Now that Stevenson Farm is closing, we’ve lost something very special. The only boarding facility left on the Island is the Saddle Club, where there is something stinky going on and it’s not just the manure! In your article about Stevenson stable closing, Connie Clark-Redmond is quoted as saying that there is a 40-person wait list and that a stall hasn’t opened in the past six years. Really? You mean to tell me that nobody has sold a horse in the past six years and gotten out of the horse business? For the past five years, we’ve boarded our horses in Issaquah and have seen horses come and go, and this is at a gorgeous family-owned barn with over 60 horse acres.
I grew up on Mercer Island and had a horse at the Saddle Club in 1978, for a few years. Back then, it was completely full of kids. We spent our days mucking out the stalls and riding, learning responsibility, what hard work was all about and how to care for an animal. We had game shows and western/English shows and people learned jumping, but now it’s mainly a dressage barn because of adult interest. Now, you will be lucky to run into a kid at the barn. It’s full of adults who have set some pretty crazy rules.
I know that once you have a stall, you basically “own” that stall. If you sell your horse but just want to be able to ride once in a while, you can “lease” a horse from somebody, thereby giving them your stall. So if you have a friend who needs a stall, you can basically say you’re leasing the horse and bring that horse into the barn, even though you may not even ride at all. That, in turn, bypasses the wait list, which is why it’s 40-person long and hasn’t moved in six years.

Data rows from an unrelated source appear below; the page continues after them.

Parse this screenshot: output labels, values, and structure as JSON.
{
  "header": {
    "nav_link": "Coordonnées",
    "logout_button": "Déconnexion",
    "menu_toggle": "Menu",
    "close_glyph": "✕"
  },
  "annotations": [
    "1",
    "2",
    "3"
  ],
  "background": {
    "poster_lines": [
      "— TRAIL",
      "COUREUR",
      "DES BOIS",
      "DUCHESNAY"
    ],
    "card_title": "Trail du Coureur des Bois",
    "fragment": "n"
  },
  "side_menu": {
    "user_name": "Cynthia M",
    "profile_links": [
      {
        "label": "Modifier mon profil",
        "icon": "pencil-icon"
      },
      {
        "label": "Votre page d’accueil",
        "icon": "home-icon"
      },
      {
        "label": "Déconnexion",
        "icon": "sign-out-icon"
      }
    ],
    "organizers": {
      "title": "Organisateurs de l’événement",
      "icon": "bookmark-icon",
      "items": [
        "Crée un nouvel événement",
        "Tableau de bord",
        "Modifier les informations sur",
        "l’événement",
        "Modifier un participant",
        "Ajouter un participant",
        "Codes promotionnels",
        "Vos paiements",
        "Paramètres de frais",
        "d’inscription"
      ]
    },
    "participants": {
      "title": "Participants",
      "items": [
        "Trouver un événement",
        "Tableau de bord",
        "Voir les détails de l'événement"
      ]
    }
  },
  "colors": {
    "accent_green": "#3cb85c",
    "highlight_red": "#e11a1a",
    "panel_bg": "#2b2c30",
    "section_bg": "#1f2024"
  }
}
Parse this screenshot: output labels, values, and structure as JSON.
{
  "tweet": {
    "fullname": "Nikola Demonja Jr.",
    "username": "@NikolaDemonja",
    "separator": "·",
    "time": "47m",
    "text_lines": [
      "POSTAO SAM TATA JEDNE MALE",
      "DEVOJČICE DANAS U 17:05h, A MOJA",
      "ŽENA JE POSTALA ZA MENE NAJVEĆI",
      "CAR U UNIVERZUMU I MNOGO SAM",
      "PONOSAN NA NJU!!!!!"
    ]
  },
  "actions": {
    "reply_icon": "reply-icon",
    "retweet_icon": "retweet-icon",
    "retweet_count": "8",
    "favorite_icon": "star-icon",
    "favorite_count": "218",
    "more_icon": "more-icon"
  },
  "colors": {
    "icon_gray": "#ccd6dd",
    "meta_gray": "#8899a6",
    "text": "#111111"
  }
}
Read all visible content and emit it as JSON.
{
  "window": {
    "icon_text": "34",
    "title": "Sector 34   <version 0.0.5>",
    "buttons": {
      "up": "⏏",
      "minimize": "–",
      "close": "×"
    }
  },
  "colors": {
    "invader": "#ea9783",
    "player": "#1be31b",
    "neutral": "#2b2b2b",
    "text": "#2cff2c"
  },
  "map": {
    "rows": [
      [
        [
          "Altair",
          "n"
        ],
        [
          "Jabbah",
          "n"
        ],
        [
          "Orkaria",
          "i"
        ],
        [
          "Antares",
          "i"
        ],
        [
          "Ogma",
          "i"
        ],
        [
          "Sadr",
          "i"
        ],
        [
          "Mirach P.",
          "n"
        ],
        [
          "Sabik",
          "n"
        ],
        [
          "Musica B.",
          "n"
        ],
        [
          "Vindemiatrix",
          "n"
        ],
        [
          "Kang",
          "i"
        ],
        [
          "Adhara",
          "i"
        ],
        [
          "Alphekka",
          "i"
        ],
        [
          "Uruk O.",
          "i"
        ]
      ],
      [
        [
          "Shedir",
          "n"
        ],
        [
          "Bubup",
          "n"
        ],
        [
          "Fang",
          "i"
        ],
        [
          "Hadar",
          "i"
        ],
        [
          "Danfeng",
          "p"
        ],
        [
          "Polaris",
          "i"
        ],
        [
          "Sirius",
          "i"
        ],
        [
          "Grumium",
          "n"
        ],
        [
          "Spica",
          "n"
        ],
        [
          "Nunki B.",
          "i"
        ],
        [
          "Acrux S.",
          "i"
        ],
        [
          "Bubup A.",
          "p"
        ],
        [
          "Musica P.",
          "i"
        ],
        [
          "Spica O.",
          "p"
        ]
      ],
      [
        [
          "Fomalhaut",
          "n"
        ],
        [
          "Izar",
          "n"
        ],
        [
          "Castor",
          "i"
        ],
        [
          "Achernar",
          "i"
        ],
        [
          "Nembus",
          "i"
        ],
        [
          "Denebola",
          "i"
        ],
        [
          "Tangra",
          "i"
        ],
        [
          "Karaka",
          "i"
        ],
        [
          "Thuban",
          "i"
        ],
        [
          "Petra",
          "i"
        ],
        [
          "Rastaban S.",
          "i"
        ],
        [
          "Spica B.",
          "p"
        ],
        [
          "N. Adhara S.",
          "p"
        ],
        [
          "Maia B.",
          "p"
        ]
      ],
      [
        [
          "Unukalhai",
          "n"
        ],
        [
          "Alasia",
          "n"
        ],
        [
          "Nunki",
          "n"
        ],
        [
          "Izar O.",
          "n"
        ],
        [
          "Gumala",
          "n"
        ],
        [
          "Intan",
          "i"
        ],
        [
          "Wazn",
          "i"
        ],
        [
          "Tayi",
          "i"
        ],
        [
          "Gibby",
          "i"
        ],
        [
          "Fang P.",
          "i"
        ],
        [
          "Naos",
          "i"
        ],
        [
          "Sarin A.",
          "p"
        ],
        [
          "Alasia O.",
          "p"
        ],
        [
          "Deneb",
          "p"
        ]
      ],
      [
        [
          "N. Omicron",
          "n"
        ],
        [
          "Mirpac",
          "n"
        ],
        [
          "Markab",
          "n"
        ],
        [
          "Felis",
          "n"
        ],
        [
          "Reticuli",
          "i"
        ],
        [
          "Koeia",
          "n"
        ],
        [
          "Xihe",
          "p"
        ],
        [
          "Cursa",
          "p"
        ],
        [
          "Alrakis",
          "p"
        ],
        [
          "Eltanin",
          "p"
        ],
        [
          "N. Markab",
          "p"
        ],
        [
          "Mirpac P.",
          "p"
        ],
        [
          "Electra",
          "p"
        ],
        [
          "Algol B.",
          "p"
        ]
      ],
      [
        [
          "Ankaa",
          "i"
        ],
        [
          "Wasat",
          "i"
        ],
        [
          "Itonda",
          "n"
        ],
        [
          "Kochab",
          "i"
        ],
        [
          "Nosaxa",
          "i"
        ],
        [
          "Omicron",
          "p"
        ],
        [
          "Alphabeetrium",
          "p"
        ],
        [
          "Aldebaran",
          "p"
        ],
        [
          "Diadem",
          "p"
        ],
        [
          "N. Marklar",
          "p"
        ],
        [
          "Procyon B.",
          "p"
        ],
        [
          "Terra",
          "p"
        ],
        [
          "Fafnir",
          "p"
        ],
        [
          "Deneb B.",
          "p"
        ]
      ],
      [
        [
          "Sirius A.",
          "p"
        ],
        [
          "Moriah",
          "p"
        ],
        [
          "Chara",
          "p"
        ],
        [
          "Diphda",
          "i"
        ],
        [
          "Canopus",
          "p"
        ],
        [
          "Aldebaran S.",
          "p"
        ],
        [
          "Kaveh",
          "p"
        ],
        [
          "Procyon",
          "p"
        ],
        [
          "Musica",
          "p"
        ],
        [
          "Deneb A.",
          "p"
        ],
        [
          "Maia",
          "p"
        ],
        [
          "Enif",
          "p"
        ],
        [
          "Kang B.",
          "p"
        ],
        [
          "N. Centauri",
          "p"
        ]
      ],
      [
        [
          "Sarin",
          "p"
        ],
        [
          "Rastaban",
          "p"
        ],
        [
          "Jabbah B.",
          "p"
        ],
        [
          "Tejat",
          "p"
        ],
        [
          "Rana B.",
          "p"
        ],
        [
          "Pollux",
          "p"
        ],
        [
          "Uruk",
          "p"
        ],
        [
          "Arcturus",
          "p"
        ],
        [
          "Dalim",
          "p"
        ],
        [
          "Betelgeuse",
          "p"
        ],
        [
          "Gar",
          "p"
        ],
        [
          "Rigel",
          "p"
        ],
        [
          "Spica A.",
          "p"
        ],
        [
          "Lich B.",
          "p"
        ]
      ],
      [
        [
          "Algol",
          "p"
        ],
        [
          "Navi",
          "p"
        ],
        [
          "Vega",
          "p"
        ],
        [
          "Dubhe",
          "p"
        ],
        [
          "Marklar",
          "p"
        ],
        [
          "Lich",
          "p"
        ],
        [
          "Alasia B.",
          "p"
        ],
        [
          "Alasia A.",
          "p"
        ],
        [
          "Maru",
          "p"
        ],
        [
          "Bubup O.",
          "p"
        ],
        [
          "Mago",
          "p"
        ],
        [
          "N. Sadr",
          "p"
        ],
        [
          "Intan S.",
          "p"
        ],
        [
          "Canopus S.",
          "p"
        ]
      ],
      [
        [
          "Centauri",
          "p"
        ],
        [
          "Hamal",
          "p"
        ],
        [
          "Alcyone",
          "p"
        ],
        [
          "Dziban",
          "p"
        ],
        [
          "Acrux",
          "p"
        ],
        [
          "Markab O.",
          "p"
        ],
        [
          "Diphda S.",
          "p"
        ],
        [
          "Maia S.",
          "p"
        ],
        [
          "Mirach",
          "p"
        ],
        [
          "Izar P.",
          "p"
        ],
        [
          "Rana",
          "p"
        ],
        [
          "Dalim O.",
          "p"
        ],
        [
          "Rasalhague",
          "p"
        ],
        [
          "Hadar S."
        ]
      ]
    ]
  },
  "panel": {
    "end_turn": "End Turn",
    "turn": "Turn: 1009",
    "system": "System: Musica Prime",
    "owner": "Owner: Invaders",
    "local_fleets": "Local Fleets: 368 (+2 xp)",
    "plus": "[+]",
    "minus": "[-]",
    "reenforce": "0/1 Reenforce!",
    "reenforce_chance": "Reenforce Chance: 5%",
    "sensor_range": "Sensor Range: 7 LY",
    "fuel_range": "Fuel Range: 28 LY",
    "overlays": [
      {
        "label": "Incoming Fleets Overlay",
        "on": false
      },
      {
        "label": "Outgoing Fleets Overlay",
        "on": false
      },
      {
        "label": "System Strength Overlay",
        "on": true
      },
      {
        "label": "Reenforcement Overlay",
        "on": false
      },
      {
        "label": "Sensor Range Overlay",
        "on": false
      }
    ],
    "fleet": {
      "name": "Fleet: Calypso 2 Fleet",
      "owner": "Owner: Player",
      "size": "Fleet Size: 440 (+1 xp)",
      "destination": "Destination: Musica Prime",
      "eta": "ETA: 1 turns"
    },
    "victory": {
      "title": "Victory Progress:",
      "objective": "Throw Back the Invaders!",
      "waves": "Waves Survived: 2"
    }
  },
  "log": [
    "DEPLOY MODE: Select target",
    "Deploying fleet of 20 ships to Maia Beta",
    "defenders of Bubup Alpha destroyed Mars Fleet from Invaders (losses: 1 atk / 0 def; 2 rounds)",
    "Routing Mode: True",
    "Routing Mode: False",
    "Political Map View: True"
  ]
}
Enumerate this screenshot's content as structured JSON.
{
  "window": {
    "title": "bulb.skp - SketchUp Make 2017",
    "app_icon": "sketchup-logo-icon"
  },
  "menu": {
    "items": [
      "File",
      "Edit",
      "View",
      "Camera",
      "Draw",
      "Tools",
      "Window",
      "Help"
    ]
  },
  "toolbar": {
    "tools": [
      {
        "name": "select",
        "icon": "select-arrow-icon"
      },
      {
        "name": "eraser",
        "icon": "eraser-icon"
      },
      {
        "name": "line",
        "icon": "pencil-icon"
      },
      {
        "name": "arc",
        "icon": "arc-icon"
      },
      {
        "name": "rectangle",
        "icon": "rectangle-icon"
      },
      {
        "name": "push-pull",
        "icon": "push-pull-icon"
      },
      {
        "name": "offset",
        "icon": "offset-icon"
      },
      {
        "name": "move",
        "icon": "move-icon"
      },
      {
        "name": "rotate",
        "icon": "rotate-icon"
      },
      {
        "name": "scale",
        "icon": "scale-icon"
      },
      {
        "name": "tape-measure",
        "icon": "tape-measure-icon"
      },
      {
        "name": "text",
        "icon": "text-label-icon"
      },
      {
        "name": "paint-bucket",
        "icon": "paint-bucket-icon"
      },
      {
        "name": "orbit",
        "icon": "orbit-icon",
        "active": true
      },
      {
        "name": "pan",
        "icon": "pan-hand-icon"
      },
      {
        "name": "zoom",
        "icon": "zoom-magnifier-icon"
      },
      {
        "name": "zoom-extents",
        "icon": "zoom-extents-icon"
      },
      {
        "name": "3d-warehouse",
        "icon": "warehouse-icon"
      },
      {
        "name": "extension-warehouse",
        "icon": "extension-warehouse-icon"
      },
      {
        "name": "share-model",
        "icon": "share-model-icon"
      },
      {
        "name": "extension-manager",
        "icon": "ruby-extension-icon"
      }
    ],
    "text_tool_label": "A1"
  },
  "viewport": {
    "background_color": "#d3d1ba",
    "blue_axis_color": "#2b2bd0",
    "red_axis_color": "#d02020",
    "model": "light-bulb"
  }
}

The barn is apparently run by a few people who have set the rules. Their rules. I just can’t believe that people haven’t taken a closer look at this place. I don’t think that the people who gifted this land had the intent of only keeping it for the chosen few. Somebody needs to look into this and blow it apart. There is turnover at that barn; it’s just that it’s being hidden.